started out as a rockabilly performer, switched to country, and then in the late '50s nearly ditched the music industry altogether; were it not for the interference of
, Nashville would have lost a popular and talented performer to major-league baseball.
He was born in Nacogdoches, Texas, and grew up loving both sports and music. As a teen, Luman
was a high-school baseball star, and was so good that he caught the eye of several major-league baseball scouts. Through his teens, Luman
was primarily interested in singing country music like his idol Lefty Frizzell
, but then he saw Elvis
perform at a country music show. This inspired him to try his hand at the rockabilly sound and found his own band, which soon began performing at school activities and for area clubs. Soon after graduating, Luman
won a talent contest, leading to his debut on The Louisiana Hayride
. He was well received and became a regular in the mid-'50s. He was handsome, young, and talented to boot, so it was only natural that Luman
begin appearing on television. In 1957, he had a small role in a Hollywood film, Carnival Rock
. He also appeared in Las Vegas along with Tex Ritter
and Johnny Cash
. Still, his singles did nothing on the charts.
In 1959, the Pittsburgh Pirates offered young Luman
a lucrative contract. Fed up with his lack of success, he decided to go for it and announced this during a concert one night. The Everly Brothers
happened to be in the audience and after the show, they talked him into giving country music one more try. They suggested he record the Boudleaux Bryant
song "Let's Think About Living," and sure enough, it was a Top Ten hit on both the country and pop charts. His follow-up, "The Great Snowman," was also a hit and Luman
began organizing a promotional tour. Unfortunately, he was drafted and spent the next two years in the military. He was discharged in 1964 and began recording for Hickory Records.
His debut single, "The File," made it to the Top 25. The following year, he became a member of The Grand Ole Opry
eventually signed with Epic Records and soon had a string of major hits on his hands, beginning with the Top 20 "Ain't Got Time to Be Happy." Over the next ten years, Luman
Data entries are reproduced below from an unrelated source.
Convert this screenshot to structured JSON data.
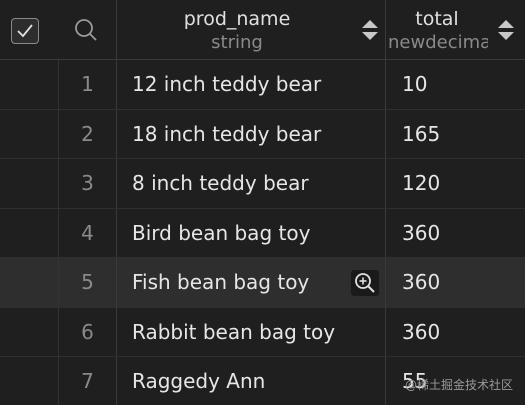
{
  "header": {
    "columns": [
      {
        "name": "prod_name",
        "type": "string"
      },
      {
        "name": "total",
        "type": "newdecima"
      }
    ]
  },
  "rows": [
    {
      "index": "1",
      "prod_name": "12 inch teddy bear",
      "total": "10"
    },
    {
      "index": "2",
      "prod_name": "18 inch teddy bear",
      "total": "165"
    },
    {
      "index": "3",
      "prod_name": "8 inch teddy bear",
      "total": "120"
    },
    {
      "index": "4",
      "prod_name": "Bird bean bag toy",
      "total": "360"
    },
    {
      "index": "5",
      "prod_name": "Fish bean bag toy",
      "total": "360"
    },
    {
      "index": "6",
      "prod_name": "Rabbit bean bag toy",
      "total": "360"
    },
    {
      "index": "7",
      "prod_name": "Raggedy Ann",
      "total": "55"
    }
  ],
  "hovered_row": 4,
  "watermark": "@稀土掘金技术社区",
  "colors": {
    "background": "#1f1f1f",
    "hover_row": "#2e2e2e",
    "text": "#e6e6e6",
    "muted": "#8a8a8a"
  },
  "icons": [
    "select-all-checkbox",
    "search-icon",
    "sort-icon",
    "zoom-in-icon"
  ]
}
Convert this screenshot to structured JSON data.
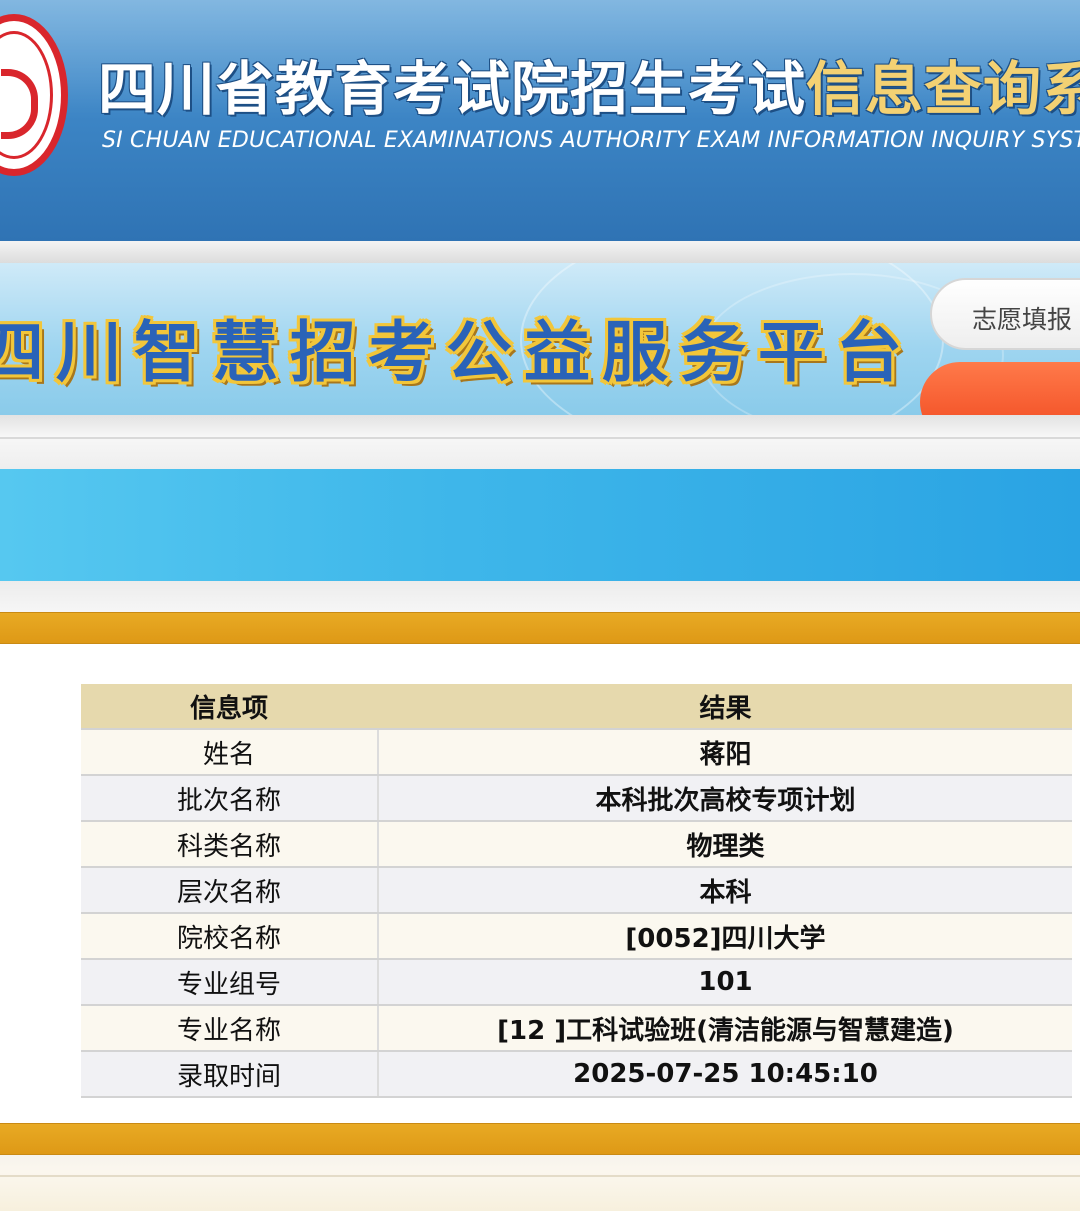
{
  "header": {
    "title_main": "四川省教育考试院招生考试",
    "title_highlight": "信息查询系统",
    "subtitle": "SI CHUAN EDUCATIONAL EXAMINATIONS AUTHORITY EXAM INFORMATION INQUIRY SYSTEM",
    "brand_color": "#3d86c6",
    "highlight_color": "#f3d173",
    "seal_color": "#d9262c"
  },
  "banner": {
    "title": "四川智慧招考公益服务平台",
    "nav_pill_label": "志愿填报",
    "title_color": "#2a63b8",
    "outline_color": "#f2c63a",
    "orange_pill_color": "#f0471e"
  },
  "result_table": {
    "columns": [
      "信息项",
      "结果"
    ],
    "rows": [
      {
        "item": "姓名",
        "value": "蒋阳"
      },
      {
        "item": "批次名称",
        "value": "本科批次高校专项计划"
      },
      {
        "item": "科类名称",
        "value": "物理类"
      },
      {
        "item": "层次名称",
        "value": "本科"
      },
      {
        "item": "院校名称",
        "value": "[0052]四川大学"
      },
      {
        "item": "专业组号",
        "value": "101"
      },
      {
        "item": "专业名称",
        "value": "[12 ]工科试验班(清洁能源与智慧建造)"
      },
      {
        "item": "录取时间",
        "value": "2025-07-25 10:45:10"
      }
    ],
    "header_color": "#e6d9ad",
    "accent_bar_color": "#e0a01a"
  }
}
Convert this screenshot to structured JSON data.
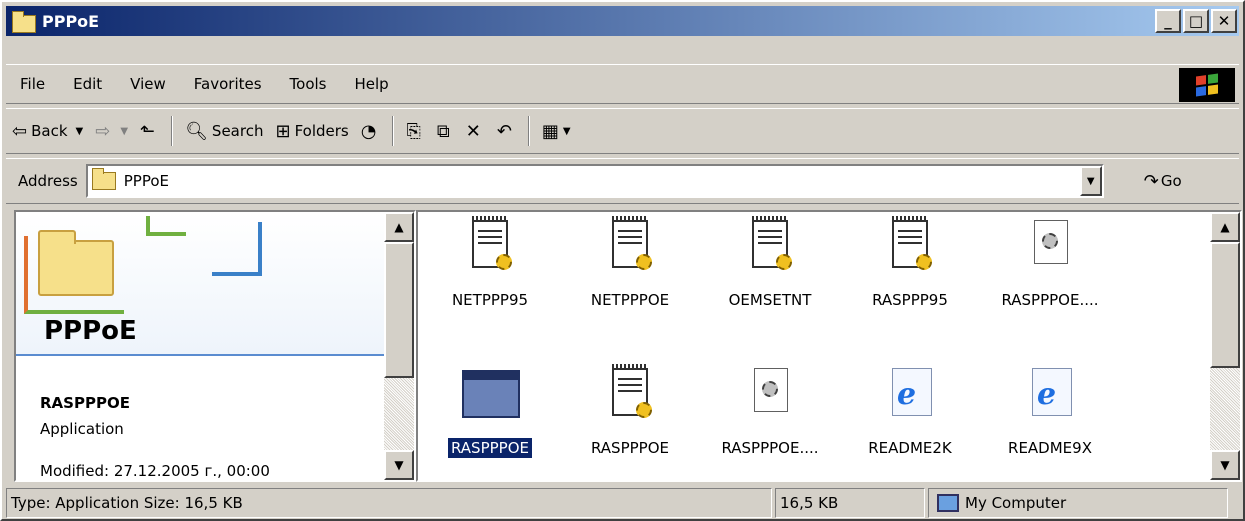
{
  "window": {
    "title": "PPPoE"
  },
  "menu": [
    "File",
    "Edit",
    "View",
    "Favorites",
    "Tools",
    "Help"
  ],
  "toolbar": {
    "back": "Back",
    "search": "Search",
    "folders": "Folders"
  },
  "address": {
    "label": "Address",
    "value": "PPPoE",
    "go": "Go"
  },
  "details": {
    "folder_title": "PPPoE",
    "selected_name": "RASPPPOE",
    "selected_type": "Application",
    "modified": "Modified: 27.12.2005 г., 00:00"
  },
  "files": [
    {
      "name": "NETPPP95",
      "kind": "ini-icon"
    },
    {
      "name": "NETPPPOE",
      "kind": "ini-icon"
    },
    {
      "name": "OEMSETNT",
      "kind": "ini-icon"
    },
    {
      "name": "RASPPP95",
      "kind": "ini-icon"
    },
    {
      "name": "RASPPPOE....",
      "kind": "config-icon"
    },
    {
      "name": "RASPPPOE",
      "kind": "application-icon",
      "selected": true
    },
    {
      "name": "RASPPPOE",
      "kind": "ini-icon"
    },
    {
      "name": "RASPPPOE....",
      "kind": "config-icon"
    },
    {
      "name": "README2K",
      "kind": "ie-document-icon"
    },
    {
      "name": "README9X",
      "kind": "ie-document-icon"
    }
  ],
  "status": {
    "info": "Type: Application Size: 16,5 KB",
    "size": "16,5 KB",
    "zone": "My Computer"
  }
}
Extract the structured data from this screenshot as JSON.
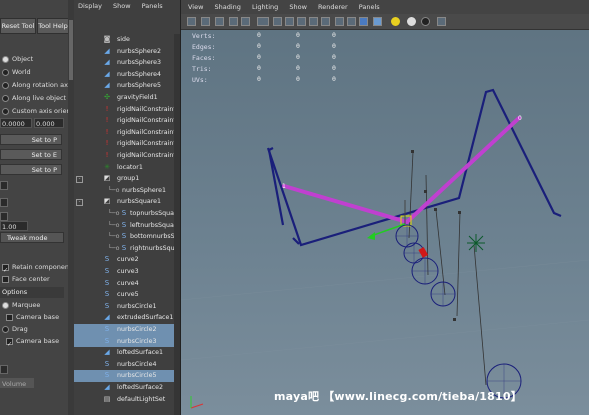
{
  "tool_panel": {
    "reset_label": "Reset Tool",
    "help_label": "Tool Help",
    "options": [
      "Object",
      "World",
      "Along rotation axi",
      "Along live object a",
      "Custom axis orien"
    ],
    "selected_option": "Object",
    "field_value": "0.0000",
    "field_value2": "0.000",
    "set_buttons": [
      "Set to P",
      "Set to E",
      "Set to P"
    ],
    "tweak_label": "Tweak mode",
    "small_field": "1.00",
    "retain_label": "Retain componen",
    "face_center_label": "Face center",
    "options_header": "Options",
    "marquee_label": "Marquee",
    "camera_based_1": "Camera base",
    "drag_label": "Drag",
    "camera_based_2": "Camera base",
    "volume_label": "Volume"
  },
  "outliner": {
    "menu": [
      "Display",
      "Show",
      "Panels"
    ],
    "items": [
      {
        "label": "side",
        "icon": "camera-icon",
        "sel": false
      },
      {
        "label": "nurbsSphere2",
        "icon": "nurbs-icon",
        "sel": false
      },
      {
        "label": "nurbsSphere3",
        "icon": "nurbs-icon",
        "sel": false
      },
      {
        "label": "nurbsSphere4",
        "icon": "nurbs-icon",
        "sel": false
      },
      {
        "label": "nurbsSphere5",
        "icon": "nurbs-icon",
        "sel": false
      },
      {
        "label": "gravityField1",
        "icon": "field-icon",
        "sel": false
      },
      {
        "label": "rigidNailConstraint",
        "icon": "constraint-icon",
        "sel": false
      },
      {
        "label": "rigidNailConstraint",
        "icon": "constraint-icon",
        "sel": false
      },
      {
        "label": "rigidNailConstraint",
        "icon": "constraint-icon",
        "sel": false
      },
      {
        "label": "rigidNailConstraint",
        "icon": "constraint-icon",
        "sel": false
      },
      {
        "label": "rigidNailConstraint",
        "icon": "constraint-icon",
        "sel": false
      },
      {
        "label": "locator1",
        "icon": "locator-icon",
        "sel": false
      },
      {
        "label": "group1",
        "icon": "group-icon",
        "sel": false,
        "expand": "-"
      },
      {
        "label": "nurbsSphere1",
        "icon": "",
        "sel": false,
        "indent": true
      },
      {
        "label": "nurbsSquare1",
        "icon": "group-icon",
        "sel": false,
        "expand": "-"
      },
      {
        "label": "topnurbsSquare",
        "icon": "curve-icon",
        "sel": false,
        "indent": true
      },
      {
        "label": "leftnurbsSquare",
        "icon": "curve-icon",
        "sel": false,
        "indent": true
      },
      {
        "label": "bottomnurbsSqu",
        "icon": "curve-icon",
        "sel": false,
        "indent": true
      },
      {
        "label": "rightnurbsSquare",
        "icon": "curve-icon",
        "sel": false,
        "indent": true
      },
      {
        "label": "curve2",
        "icon": "curve-icon",
        "sel": false
      },
      {
        "label": "curve3",
        "icon": "curve-icon",
        "sel": false
      },
      {
        "label": "curve4",
        "icon": "curve-icon",
        "sel": false
      },
      {
        "label": "curve5",
        "icon": "curve-icon",
        "sel": false
      },
      {
        "label": "nurbsCircle1",
        "icon": "curve-icon",
        "sel": false
      },
      {
        "label": "extrudedSurface1",
        "icon": "nurbs-icon",
        "sel": false
      },
      {
        "label": "nurbsCircle2",
        "icon": "curve-icon",
        "sel": true
      },
      {
        "label": "nurbsCircle3",
        "icon": "curve-icon",
        "sel": true
      },
      {
        "label": "loftedSurface1",
        "icon": "nurbs-icon",
        "sel": false
      },
      {
        "label": "nurbsCircle4",
        "icon": "curve-icon",
        "sel": false
      },
      {
        "label": "nurbsCircle5",
        "icon": "curve-icon",
        "sel": true
      },
      {
        "label": "loftedSurface2",
        "icon": "nurbs-icon",
        "sel": false
      },
      {
        "label": "defaultLightSet",
        "icon": "light-icon",
        "sel": false
      }
    ]
  },
  "viewport": {
    "menu": [
      "View",
      "Shading",
      "Lighting",
      "Show",
      "Renderer",
      "Panels"
    ],
    "hud_labels": [
      "Verts:",
      "Edges:",
      "Faces:",
      "Tris:",
      "UVs:"
    ],
    "hud_values": [
      "0",
      "0",
      "0",
      "0",
      "0"
    ],
    "watermark": "maya吧 【www.linecg.com/tieba/1810】"
  },
  "colors": {
    "outline_blue": "#1a1f7a",
    "pink": "#c040d0",
    "selection": "#6f90b0"
  }
}
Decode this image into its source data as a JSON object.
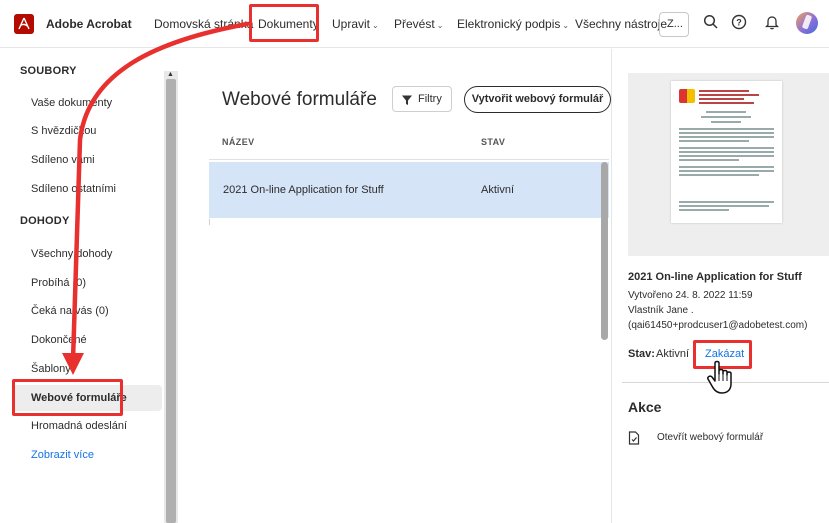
{
  "app": {
    "title": "Adobe Acrobat"
  },
  "nav": {
    "home": "Domovská stránka",
    "documents": "Dokumenty",
    "edit": "Upravit",
    "convert": "Převést",
    "esign": "Elektronický podpis",
    "all_tools": "Všechny nástroje",
    "search_placeholder": "Z..."
  },
  "sidebar": {
    "files_heading": "SOUBORY",
    "files": [
      "Vaše dokumenty",
      "S hvězdičkou",
      "Sdíleno vámi",
      "Sdíleno ostatními"
    ],
    "agreements_heading": "DOHODY",
    "agreements": [
      "Všechny dohody",
      "Probíhá (0)",
      "Čeká na vás (0)",
      "Dokončené",
      "Šablony",
      "Webové formuláře",
      "Hromadná odeslání"
    ],
    "show_more": "Zobrazit více"
  },
  "main": {
    "title": "Webové formuláře",
    "filter_label": "Filtry",
    "create_label": "Vytvořit webový formulář",
    "columns": [
      "NÁZEV",
      "STAV"
    ],
    "rows": [
      {
        "name": "2021 On-line Application for Stuff",
        "status": "Aktivní"
      }
    ]
  },
  "panel": {
    "title": "2021 On-line Application for Stuff",
    "created": "Vytvořeno 24. 8. 2022 11:59",
    "owner": "Vlastník Jane .",
    "email": "(qai61450+prodcuser1@adobetest.com)",
    "status_label": "Stav:",
    "status_value": "Aktivní",
    "disable_label": "Zakázat",
    "actions_heading": "Akce",
    "action_open": "Otevřít webový formulář"
  },
  "colors": {
    "accent": "#1473e6",
    "highlight": "#e8302f",
    "selected_row": "#d6e4f8",
    "brand": "#b30b00"
  }
}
released many more singles that made it into the Top 25 or better, including the Top Five hit "Lonely Women Make Good Lovers" in 1972. During these years, Luman
toured extensively and frequently. The first country performer to perform in Puerto Rico, he also appeared on national and international television shows and remained a regular on The Opry
, where his lively performances raised the eyebrows of the old-timers who thought his music veered dangerously close to rock & roll at times. Luman
had a major heart attack in 1975, and it took him nearly five months to recover. (Afterwards, he joked about his enormous medical bills during his Opry
performances.) His final chart appearance came in 1977 with the Top 15 hit "The Pay Phone." The following year he contracted pneumonia and died at the age of 41.